Copy the records below exactly, omitting any pictures they contain.

(Saved data entries)

▼

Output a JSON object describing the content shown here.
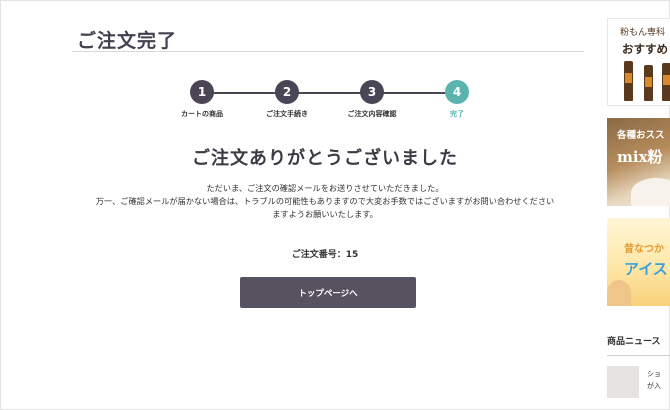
{
  "page": {
    "title": "ご注文完了"
  },
  "steps": [
    {
      "number": "1",
      "label": "カートの商品",
      "state": "done"
    },
    {
      "number": "2",
      "label": "ご注文手続き",
      "state": "done"
    },
    {
      "number": "3",
      "label": "ご注文内容確認",
      "state": "done"
    },
    {
      "number": "4",
      "label": "完了",
      "state": "current"
    }
  ],
  "complete": {
    "heading": "ご注文ありがとうございました",
    "message_lines": [
      "ただいま、ご注文の確認メールをお送りさせていただきました。",
      "万一、ご確認メールが届かない場合は、トラブルの可能性もありますので大変お手数ではございますがお問い合わせください",
      "ますようお願いいたします。"
    ],
    "order_number": "ご注文番号：15",
    "top_button_label": "トップページへ"
  },
  "sidebar": {
    "banners": [
      {
        "line1": "粉もん専科",
        "line2": "おすすめ"
      },
      {
        "line1": "各種おスス",
        "line2": "mix粉"
      },
      {
        "line1": "昔なつか",
        "line2": "アイス"
      }
    ],
    "news": {
      "heading": "商品ニュース",
      "items": [
        {
          "text_line1": "ショ",
          "text_line2": "が入"
        }
      ]
    }
  },
  "colors": {
    "accent": "#5ab4ad",
    "step_dark": "#4a4656",
    "button": "#57525f",
    "title": "#44404f"
  }
}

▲

◆ RESULT BELOW:
Output a JSON object describing the content shown here.
{
  "page": {
    "title": "ご注文完了"
  },
  "steps": [
    {
      "number": "1",
      "label": "カートの商品",
      "state": "done"
    },
    {
      "number": "2",
      "label": "ご注文手続き",
      "state": "done"
    },
    {
      "number": "3",
      "label": "ご注文内容確認",
      "state": "done"
    },
    {
      "number": "4",
      "label": "完了",
      "state": "current"
    }
  ],
  "complete": {
    "heading": "ご注文ありがとうございました",
    "message_lines": [
      "ただいま、ご注文の確認メールをお送りさせていただきました。",
      "万一、ご確認メールが届かない場合は、トラブルの可能性もありますので大変お手数ではございますがお問い合わせください",
      "ますようお願いいたします。"
    ],
    "order_number": "ご注文番号：15",
    "top_button_label": "トップページへ"
  },
  "sidebar": {
    "banners": [
      {
        "line1": "粉もん専科",
        "line2": "おすすめ"
      },
      {
        "line1": "各種おスス",
        "line2": "mix粉"
      },
      {
        "line1": "昔なつか",
        "line2": "アイス"
      }
    ],
    "news": {
      "heading": "商品ニュース",
      "items": [
        {
          "text_line1": "ショ",
          "text_line2": "が入"
        }
      ]
    }
  },
  "colors": {
    "accent": "#5ab4ad",
    "step_dark": "#4a4656",
    "button": "#57525f",
    "title": "#44404f"
  }
}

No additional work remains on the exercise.